_WHAT IS REQUIRED_
Among the entries below, find each line with "this" and show it.

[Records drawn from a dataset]

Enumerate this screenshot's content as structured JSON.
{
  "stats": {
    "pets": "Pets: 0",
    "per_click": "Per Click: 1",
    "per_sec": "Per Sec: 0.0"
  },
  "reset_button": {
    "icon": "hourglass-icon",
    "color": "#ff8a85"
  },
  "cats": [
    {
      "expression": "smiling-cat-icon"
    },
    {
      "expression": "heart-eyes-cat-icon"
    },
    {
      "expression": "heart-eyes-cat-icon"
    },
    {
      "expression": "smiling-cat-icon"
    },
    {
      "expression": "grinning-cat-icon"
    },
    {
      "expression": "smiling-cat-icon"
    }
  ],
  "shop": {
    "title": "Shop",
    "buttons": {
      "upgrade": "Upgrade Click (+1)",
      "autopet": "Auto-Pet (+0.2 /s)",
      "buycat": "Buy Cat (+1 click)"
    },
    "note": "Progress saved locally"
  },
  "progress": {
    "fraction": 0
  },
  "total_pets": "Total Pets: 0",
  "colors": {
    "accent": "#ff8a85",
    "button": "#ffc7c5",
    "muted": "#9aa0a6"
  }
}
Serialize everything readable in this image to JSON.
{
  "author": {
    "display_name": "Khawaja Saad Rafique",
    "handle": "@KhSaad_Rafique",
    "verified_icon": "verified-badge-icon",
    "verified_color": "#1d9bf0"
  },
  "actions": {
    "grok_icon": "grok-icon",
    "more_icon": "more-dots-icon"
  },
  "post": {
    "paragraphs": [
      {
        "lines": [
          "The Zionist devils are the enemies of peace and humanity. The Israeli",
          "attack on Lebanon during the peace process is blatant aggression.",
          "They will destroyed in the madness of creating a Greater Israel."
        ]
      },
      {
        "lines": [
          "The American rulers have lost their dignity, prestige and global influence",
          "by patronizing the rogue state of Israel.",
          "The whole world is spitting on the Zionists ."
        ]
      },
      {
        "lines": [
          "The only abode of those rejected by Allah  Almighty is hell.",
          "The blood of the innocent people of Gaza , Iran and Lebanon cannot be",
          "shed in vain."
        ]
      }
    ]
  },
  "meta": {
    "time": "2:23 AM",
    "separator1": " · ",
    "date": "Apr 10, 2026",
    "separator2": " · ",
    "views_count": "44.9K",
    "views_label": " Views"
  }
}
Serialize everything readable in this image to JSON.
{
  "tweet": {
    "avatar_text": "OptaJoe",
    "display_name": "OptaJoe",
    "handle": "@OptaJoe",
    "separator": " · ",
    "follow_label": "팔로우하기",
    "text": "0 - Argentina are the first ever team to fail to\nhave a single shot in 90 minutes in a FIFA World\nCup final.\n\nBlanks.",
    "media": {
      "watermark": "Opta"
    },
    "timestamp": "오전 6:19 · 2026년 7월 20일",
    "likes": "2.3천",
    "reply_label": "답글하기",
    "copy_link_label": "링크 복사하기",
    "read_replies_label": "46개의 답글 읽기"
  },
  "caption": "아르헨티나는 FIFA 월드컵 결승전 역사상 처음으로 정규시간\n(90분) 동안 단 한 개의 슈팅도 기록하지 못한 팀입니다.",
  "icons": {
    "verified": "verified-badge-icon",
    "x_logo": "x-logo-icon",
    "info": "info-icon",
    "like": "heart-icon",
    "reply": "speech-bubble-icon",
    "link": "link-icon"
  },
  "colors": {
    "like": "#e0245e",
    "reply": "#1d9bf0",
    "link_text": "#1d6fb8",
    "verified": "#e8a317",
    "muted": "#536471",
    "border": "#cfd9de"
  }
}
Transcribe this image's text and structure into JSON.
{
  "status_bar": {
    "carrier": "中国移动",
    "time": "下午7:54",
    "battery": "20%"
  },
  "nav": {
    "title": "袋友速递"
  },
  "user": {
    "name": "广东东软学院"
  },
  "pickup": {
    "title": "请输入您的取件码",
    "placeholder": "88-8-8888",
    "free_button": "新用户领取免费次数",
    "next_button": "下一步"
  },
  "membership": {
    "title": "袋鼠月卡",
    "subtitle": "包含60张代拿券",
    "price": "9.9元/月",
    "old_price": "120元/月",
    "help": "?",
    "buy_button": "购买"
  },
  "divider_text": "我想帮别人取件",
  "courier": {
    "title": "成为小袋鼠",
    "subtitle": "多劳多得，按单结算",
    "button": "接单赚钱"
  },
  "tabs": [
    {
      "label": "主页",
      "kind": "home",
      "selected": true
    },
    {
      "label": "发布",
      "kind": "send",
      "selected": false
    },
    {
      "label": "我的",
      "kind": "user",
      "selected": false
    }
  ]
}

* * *

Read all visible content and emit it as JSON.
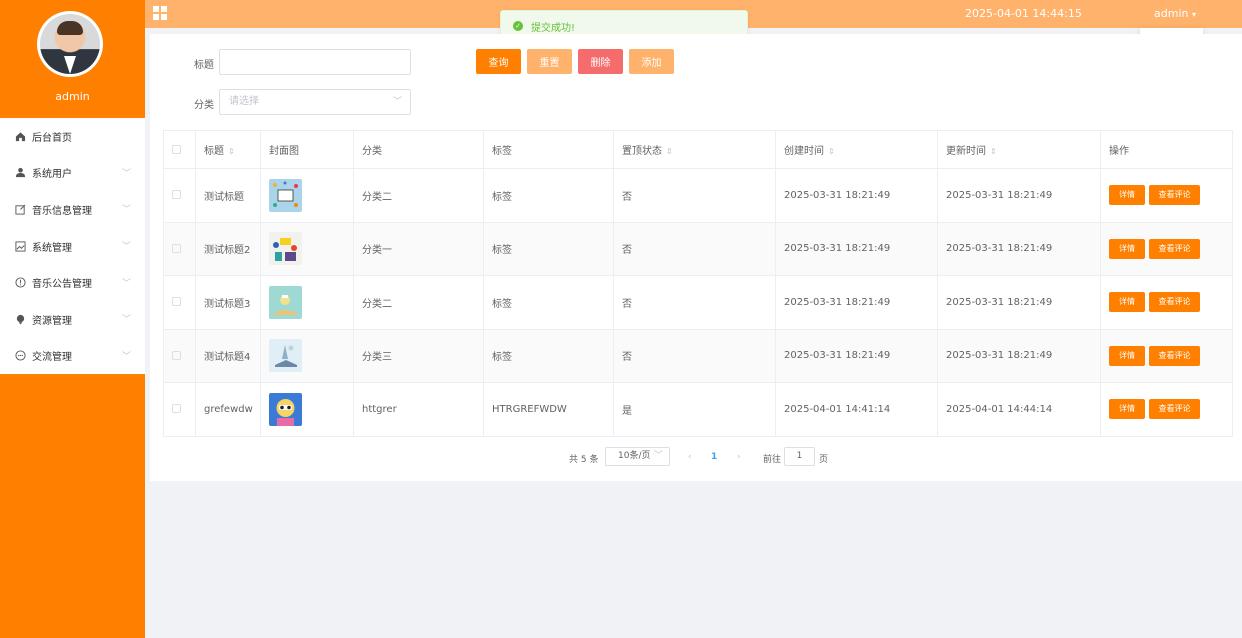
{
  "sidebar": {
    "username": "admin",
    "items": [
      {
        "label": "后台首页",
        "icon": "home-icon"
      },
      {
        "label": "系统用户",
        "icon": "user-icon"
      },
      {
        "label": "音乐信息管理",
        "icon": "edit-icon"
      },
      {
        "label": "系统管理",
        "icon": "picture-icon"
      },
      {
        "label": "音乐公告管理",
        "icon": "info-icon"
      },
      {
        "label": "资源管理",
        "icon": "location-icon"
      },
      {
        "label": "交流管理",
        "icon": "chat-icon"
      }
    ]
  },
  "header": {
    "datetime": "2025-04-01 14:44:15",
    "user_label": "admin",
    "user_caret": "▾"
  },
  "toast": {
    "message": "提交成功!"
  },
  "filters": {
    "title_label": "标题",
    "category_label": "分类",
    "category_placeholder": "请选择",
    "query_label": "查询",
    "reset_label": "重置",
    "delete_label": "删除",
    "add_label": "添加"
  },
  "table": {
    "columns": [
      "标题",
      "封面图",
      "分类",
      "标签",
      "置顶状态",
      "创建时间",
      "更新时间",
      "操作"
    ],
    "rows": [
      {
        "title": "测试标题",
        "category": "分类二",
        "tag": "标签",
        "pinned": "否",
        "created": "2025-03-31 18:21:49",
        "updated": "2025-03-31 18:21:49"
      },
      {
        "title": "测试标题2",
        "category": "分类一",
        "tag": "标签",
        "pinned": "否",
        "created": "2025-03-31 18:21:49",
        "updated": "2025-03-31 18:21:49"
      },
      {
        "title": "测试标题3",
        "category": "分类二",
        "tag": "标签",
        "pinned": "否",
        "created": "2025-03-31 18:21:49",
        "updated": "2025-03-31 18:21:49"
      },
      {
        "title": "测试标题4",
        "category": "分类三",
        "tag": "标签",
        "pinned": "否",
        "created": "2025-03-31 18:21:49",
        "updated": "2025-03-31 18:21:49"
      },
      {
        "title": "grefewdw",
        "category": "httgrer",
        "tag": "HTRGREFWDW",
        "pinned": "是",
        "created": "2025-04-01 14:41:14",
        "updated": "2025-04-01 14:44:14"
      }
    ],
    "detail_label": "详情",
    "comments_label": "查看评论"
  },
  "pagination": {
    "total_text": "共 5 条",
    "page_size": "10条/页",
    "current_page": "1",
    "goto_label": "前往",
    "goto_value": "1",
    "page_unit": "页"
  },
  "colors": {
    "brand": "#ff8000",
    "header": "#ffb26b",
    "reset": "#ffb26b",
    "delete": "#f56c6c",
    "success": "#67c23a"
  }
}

_RESPONSE BOX_
Enumerate this screenshot's content as structured JSON.
Serialize everything readable in this image to JSON.
Serialize everything readable in this image to JSON.
Transcribe this image's text and structure into JSON.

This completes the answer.